My daughter has recently become obsessed with the size of her poos – and they are all big, according to her, whether they look to me like they came out of a greedy Jack Russell or a sickly church mouse. “Big poo, Mummy,” she says, in awed tones – awed by her own bottom. “Big poo.”
Stick with it, she’ll get there. And there may be some classic sentences to file along the way.
I, in turn, have become desperately proud of her pride. I’m so in love with her big poos that I can’t bear the idea of them stopping.
No. Don’t. Bad dog.
Now brace yourselves because here come the guts of the article, the meat of it, wrapped with a single-ply tissue of regulation feminism:

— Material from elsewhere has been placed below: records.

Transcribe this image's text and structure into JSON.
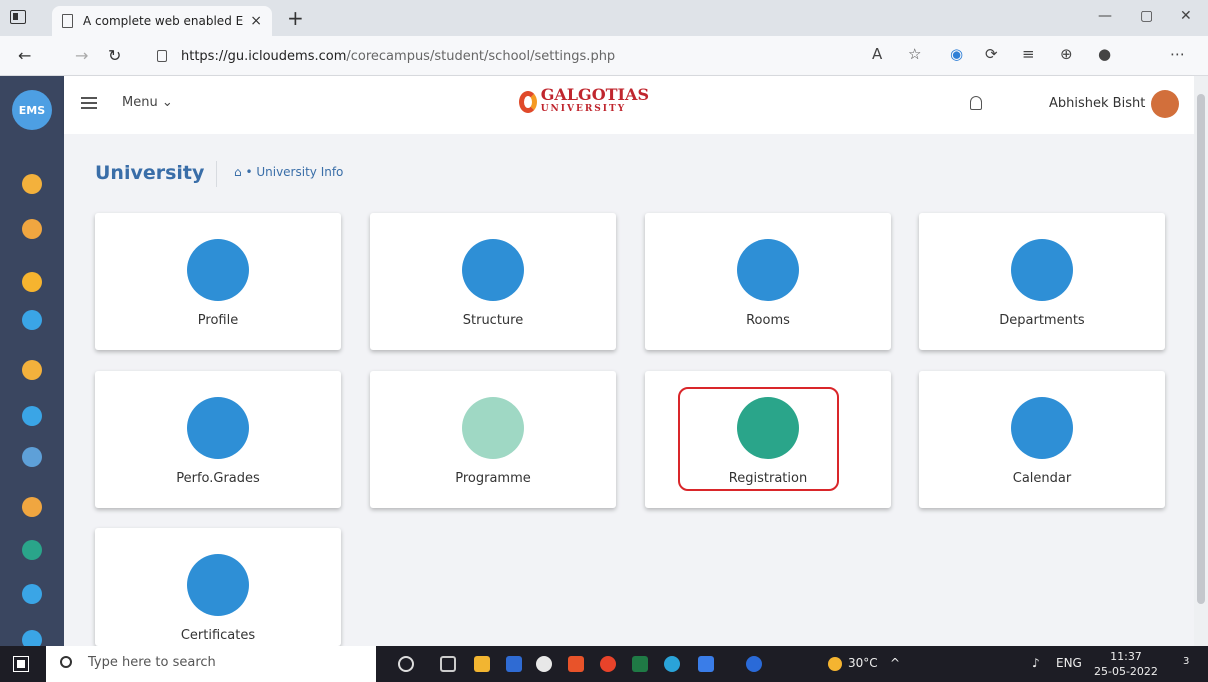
{
  "browser": {
    "tab_title": "A complete web enabled Educat",
    "tab_close": "×",
    "new_tab": "+",
    "url_host": "https://gu.icloudems.com",
    "url_path": "/corecampus/student/school/settings.php"
  },
  "header": {
    "menu_label": "Menu ⌄",
    "logo_name": "GALGOTIAS",
    "logo_sub": "UNIVERSITY",
    "user_name": "Abhishek Bisht"
  },
  "page": {
    "title": "University",
    "breadcrumb": "University Info"
  },
  "cards": [
    {
      "label": "Profile",
      "icon": "building-icon",
      "color": "#2e8fd6"
    },
    {
      "label": "Structure",
      "icon": "hierarchy-icon",
      "color": "#2e8fd6"
    },
    {
      "label": "Rooms",
      "icon": "classroom-icon",
      "color": "#2e8fd6"
    },
    {
      "label": "Departments",
      "icon": "departments-icon",
      "color": "#2e8fd6"
    },
    {
      "label": "Perfo.Grades",
      "icon": "bar-chart-icon",
      "color": "#2e8fd6"
    },
    {
      "label": "Programme",
      "icon": "book-icon",
      "color": "#9fd8c4"
    },
    {
      "label": "Registration",
      "icon": "clipboard-icon",
      "color": "#2aa58a"
    },
    {
      "label": "Calendar",
      "icon": "calendar-icon",
      "color": "#2e8fd6"
    },
    {
      "label": "Certificates",
      "icon": "certificate-icon",
      "color": "#2e8fd6"
    }
  ],
  "taskbar": {
    "search_placeholder": "Type here to search",
    "weather": "30°C",
    "language": "ENG",
    "time": "11:37",
    "date": "25-05-2022",
    "notification_count": "3"
  },
  "colors": {
    "accent": "#3a6ea8",
    "rail": "#3a4660",
    "highlight": "#d9262a"
  }
}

[I can’t bear the idea] of her realising that they aren’t things you want to show off about. Of the day when somebody makes it clear to her, whether by accident or design, that sweet little girls aren’t supposed to describe the massive steaming achievements cruising out of their bums.

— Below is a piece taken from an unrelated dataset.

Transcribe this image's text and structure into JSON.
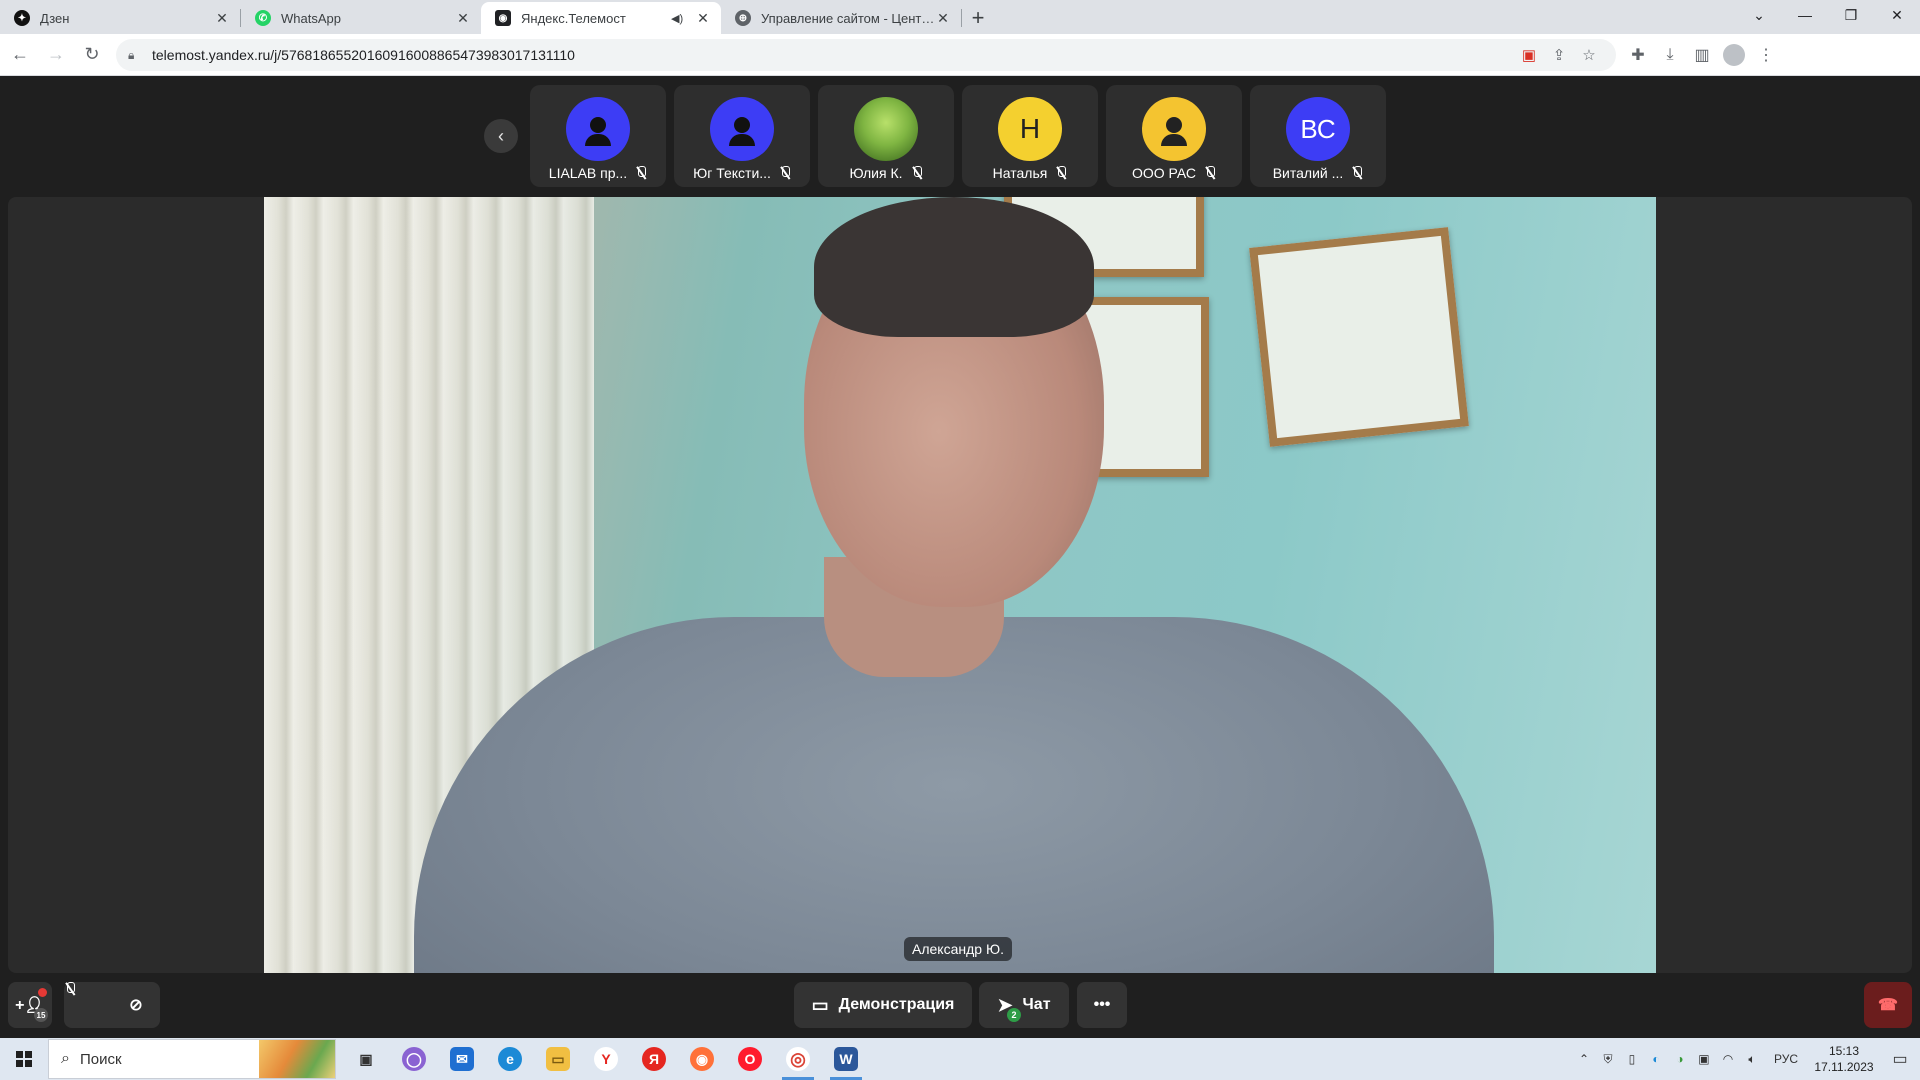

Curse the patriarchy, stopping little goddesses finding triumph and validation in the size of their stools.
That curly little blondes such as she should desire to be small, and contained, and clean, and dress up as pink princesses. And shut up about their dirty selves; already, enough. I dread the day those whopper turds have got to go… And I think about how much of what girls do is about making themselves smaller. Wanting to suck their waists in and be thin. To not have said so much in public, with such an impact. To be like Hello Kitty – all smile, no mouth.
Sorrows such as this must be shared with friends.
A friend told me yesterday that her four-year-old announced she had done a poo “like a brown dolphin.” Another friend remembers her little sister sitting on a potty and saying, “Look! It is a beautiful golden sun!” before they all waved it goodbye, discussing the beautiful sunset as they flushed it down the loo. I know I must, but I am resistant. I do not want to flush my daughter’s beautiful sunsets down the loo.
Hey, don’t blame me for lowering the tone. Julia found it.
Ms Heawood’s logic is somewhat unobvious and readers may not be entirely swayed by her various assumptions. For instance, the assumption that little boys, unlike little girls, are positively encouraged to announce their bowel movements, loudly and in detail, whenever someone is in earshot. Likewise, the assumption that not finding such announcements appropriate or interesting is therefore, somehow, damning evidence of The All-Pervasive Patriarchy™. And then of course there’s the assumption that a toddler’s fascination with the size of her bowel movements can be caused by a visit to the West Coast of the United States:
Of course, it’s no coincidence that her current fixation with size has ballooned while we are on holiday in California… Everything in America is so much bigger than it is at home. The fridge in the place we’re staying is enormous.
Yes, faecal preoccupations are caused by big fridges.
Incidentally, Ms Heawood is also the author of an article titled Capitalism Kills My Vibe, the point of which isn’t at all clear, let alone persuasive, even by the standards set above. We do, though, learn that Ms Heawood was disappointed by some free VIP passes to a Jay-Z concert and that therefore something must be done about capitalism.